IN solving a problem that at the time was thought to be insurmountable, and in the adaptability of its principles to the successful overcoming of apparently insuperable difficulties subsequently arising in other lines of work, this invention is one of the most remarkable of the many that Edison has made in his long career as an inventor.
The object primarily sought to be accomplished was the repeating of telegraphic signals from a distance without the aid of a galvanometer or an electromagnetic relay, to overcome the claims of the Page patent referred to in the preceding narrative. This object was achieved in the device described in Edison's basic patent No. 158,787, issued January 19, 1875, by the substitution of friction and antifriction for the presence and absence of magnetism in a regulation relay.
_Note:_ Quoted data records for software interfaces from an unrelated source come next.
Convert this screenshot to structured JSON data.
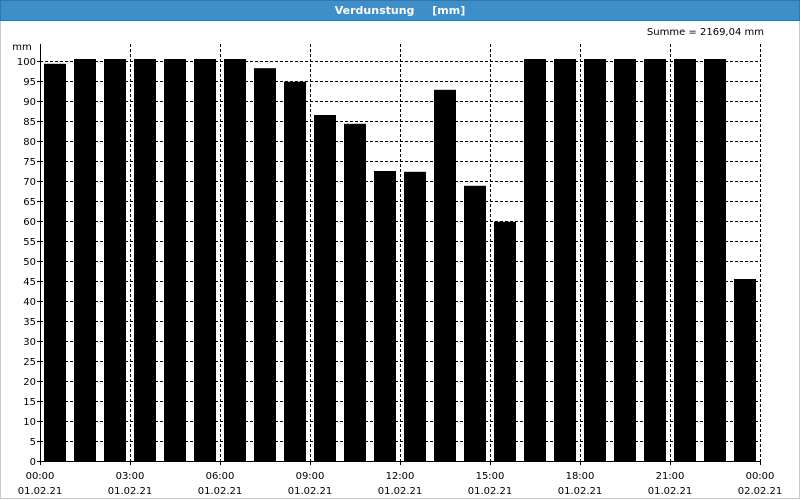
{
  "window": {
    "title": "Verdunstung",
    "unit": "[mm]"
  },
  "summary": "Summe = 2169,04 mm",
  "chart_data": {
    "type": "bar",
    "title": "Verdunstung",
    "ylabel": "mm",
    "xlabel": "",
    "ylim": [
      0,
      100
    ],
    "y_ticks": [
      0,
      5,
      10,
      15,
      20,
      25,
      30,
      35,
      40,
      45,
      50,
      55,
      60,
      65,
      70,
      75,
      80,
      85,
      90,
      95,
      100
    ],
    "x_ticks": [
      {
        "time": "00:00",
        "date": "01.02.21"
      },
      {
        "time": "03:00",
        "date": "01.02.21"
      },
      {
        "time": "06:00",
        "date": "01.02.21"
      },
      {
        "time": "09:00",
        "date": "01.02.21"
      },
      {
        "time": "12:00",
        "date": "01.02.21"
      },
      {
        "time": "15:00",
        "date": "01.02.21"
      },
      {
        "time": "18:00",
        "date": "01.02.21"
      },
      {
        "time": "21:00",
        "date": "01.02.21"
      },
      {
        "time": "00:00",
        "date": "02.02.21"
      }
    ],
    "grid": true,
    "bar_color": "#000000",
    "values": [
      99.3,
      100.5,
      100.5,
      100.5,
      100.5,
      100.5,
      100.5,
      98.2,
      94.8,
      86.5,
      84.3,
      72.5,
      72.3,
      92.8,
      68.8,
      59.8,
      100.5,
      100.5,
      100.5,
      100.5,
      100.5,
      100.5,
      100.5,
      45.5
    ]
  }
}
It may be observed, parenthetically, for the benefit of the lay reader, that in telegraphy the device known as the relay is a receiving instrument containing an electromagnet adapted to respond to the weak line-current. Its armature moves in accordance with electrical impulses, or signals, transmitted from a distance, and, in so responding, operates mechanically to alternately close and open a separate local circuit in which there is a sounder and a powerful battery. When used for true relaying purposes the signals received from a distance are in turn repeated over the next section of the line, the powerful local battery furnishing current for this purpose. As this causes a loud repetition of the original signals, it will be seen that relaying is an economic method of extending a telegraph circuit beyond the natural limits of its battery power.
At the time of Edison's invention, as related in Chapter